The Senate Environment and Public Works Committee, which is responsible for vetting Wright and McIntosh for their positions, held a confirmation hearing for them less than three weeks ago and has not voted on whether to advance the nominations to the full Senate. The deadline for them to answer written questions from the panel isn’t until the end of the day Monday.

Sen. Tom CarperThomas (Tom) Richard CarperOvernight Energy: Trump administration doubles down on climate skepticism | Suspended EPA health official hits back | Military bases could host coal, gas exports Trump poised to sign bipartisan water infrastructure bill Overnight Health Care — Presented by the Coalition for Affordable Prescription Drugs — Senators face Wednesday vote on Trump health plans rule | Trump officials plan downtime for ObamaCare website | Lawmakers push for action on reducing maternal deaths MORE (Del.), the top Democrat on the committee, said the news of their hiring is “troubling,” and a bad start for Wheeler’s tenure at the EPA’s helm.

“I just wrote to Mr. Wheeler today urging him to restore the public’s trust in the EPA,” Carper said in a statement.

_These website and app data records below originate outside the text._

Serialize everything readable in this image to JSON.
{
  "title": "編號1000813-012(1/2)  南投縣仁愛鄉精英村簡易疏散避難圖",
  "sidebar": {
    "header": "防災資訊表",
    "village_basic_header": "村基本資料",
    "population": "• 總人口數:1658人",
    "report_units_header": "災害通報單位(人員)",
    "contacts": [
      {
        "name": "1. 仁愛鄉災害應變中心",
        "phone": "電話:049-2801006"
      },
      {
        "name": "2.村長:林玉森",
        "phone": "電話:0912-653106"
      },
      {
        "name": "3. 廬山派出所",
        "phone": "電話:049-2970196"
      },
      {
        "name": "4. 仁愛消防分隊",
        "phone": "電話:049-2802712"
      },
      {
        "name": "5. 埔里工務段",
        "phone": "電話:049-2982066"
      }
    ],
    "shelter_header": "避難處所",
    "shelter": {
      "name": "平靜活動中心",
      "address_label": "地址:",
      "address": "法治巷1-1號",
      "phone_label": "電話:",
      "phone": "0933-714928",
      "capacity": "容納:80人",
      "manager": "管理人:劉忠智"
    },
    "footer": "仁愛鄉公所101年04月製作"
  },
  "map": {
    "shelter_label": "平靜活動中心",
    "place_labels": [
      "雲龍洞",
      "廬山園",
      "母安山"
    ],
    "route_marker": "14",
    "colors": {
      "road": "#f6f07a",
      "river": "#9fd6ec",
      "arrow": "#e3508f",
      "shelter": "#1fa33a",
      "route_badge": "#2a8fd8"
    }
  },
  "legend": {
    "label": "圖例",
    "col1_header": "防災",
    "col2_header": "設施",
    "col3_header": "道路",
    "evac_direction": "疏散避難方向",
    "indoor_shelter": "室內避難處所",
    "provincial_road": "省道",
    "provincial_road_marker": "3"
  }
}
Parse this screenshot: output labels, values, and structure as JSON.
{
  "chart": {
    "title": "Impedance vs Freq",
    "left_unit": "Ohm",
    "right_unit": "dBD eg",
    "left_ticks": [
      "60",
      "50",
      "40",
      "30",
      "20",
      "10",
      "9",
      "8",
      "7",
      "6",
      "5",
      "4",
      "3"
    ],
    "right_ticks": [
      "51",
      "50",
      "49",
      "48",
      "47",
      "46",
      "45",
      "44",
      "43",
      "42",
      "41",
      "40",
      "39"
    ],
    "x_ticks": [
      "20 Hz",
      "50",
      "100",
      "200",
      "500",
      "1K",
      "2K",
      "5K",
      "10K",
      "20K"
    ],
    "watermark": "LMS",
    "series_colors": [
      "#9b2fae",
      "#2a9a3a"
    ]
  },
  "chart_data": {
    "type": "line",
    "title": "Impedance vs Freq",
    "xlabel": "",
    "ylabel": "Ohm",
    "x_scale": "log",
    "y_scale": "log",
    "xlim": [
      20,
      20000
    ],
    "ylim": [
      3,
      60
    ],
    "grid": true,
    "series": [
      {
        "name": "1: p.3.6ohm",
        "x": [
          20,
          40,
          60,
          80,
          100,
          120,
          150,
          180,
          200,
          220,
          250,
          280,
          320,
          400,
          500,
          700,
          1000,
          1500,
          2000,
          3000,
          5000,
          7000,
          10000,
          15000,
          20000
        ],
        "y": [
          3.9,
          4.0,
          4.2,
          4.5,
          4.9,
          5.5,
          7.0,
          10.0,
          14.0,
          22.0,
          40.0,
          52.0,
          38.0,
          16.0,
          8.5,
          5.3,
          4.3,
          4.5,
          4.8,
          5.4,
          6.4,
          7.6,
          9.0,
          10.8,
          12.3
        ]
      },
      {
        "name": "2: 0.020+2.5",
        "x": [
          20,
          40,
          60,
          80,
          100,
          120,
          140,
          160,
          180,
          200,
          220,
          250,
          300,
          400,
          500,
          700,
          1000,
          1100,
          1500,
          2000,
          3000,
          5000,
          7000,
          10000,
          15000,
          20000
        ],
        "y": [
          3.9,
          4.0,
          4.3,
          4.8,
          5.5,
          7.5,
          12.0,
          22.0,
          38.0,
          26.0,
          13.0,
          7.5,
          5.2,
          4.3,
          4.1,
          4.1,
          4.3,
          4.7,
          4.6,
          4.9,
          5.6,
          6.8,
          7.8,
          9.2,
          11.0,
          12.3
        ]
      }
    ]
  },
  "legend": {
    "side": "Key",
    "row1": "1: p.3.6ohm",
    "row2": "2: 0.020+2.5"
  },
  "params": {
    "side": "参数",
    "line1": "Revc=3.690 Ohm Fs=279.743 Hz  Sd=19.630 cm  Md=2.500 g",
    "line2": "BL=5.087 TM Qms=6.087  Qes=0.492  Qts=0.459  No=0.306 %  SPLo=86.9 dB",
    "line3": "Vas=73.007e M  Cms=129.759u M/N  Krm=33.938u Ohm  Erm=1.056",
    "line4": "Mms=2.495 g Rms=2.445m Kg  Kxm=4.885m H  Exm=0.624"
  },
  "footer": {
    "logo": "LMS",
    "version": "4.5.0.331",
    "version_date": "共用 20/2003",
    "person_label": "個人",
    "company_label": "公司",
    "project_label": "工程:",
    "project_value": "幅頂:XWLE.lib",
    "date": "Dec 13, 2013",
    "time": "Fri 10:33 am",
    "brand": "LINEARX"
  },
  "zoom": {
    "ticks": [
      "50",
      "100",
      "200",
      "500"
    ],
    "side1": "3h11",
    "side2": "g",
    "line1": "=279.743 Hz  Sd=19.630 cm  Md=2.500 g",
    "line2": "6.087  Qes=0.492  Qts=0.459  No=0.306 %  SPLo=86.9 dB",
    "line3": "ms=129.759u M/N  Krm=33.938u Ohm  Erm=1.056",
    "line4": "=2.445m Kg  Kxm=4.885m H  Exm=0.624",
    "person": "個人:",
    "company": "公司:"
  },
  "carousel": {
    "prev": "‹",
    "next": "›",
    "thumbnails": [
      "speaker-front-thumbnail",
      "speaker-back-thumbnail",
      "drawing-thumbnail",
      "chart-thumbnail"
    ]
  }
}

“To announce that EPA will bring on Mr. Wright and Mr. McIntosh on the day that Administrator Pruitt departs — before they have even responded to Senators’ post-hearing questions and without notifying the Environment and Public Works Committee, the committee that has jurisdiction over the agency — not only breaks with past norm and precedents, but shows incredibly poor judgment, especially when we should be turning over a new leaf.”

The EPA said Wright’s and McIntosh’s positions are in line with the law and legal decisions regarding what candidates can do while their nominations are pending.

“Neither will be performing any duties that are reserved for the position for which they have been nominated,” an agency spokesman said.

Kevin Minoli, the EPA’s top ethics official, said in his own statement that the agency “will ensure we are in compliance with the law at all times” regarding Wright and McIntosh’s work.

Before his EPA job, Wright was a high-ranking attorney for Dow Chemical Co., which is responsible for some of the Superfund pollution sites that his office at the EPA oversees. McIntosh led Ford Motor Co.’s environmental programs before retiring last year.

Both nominees signed ethics agreements after they were nominated earlier this year, in which they agreed to recuse themselves from matters that have a “direct and predictable effect on the financial interests” of their most recent employers.

Wright’s and McIntosh’s hirings were first reported by E&E News.

Under the Trump administration, the EPA has previously hired at least two other nominees before their confirmation: Susan Bodine, the current head of the enforcement office; and Michael Dourson, who withdrew his nomination to lead the chemical office amid mounting Senate opposition.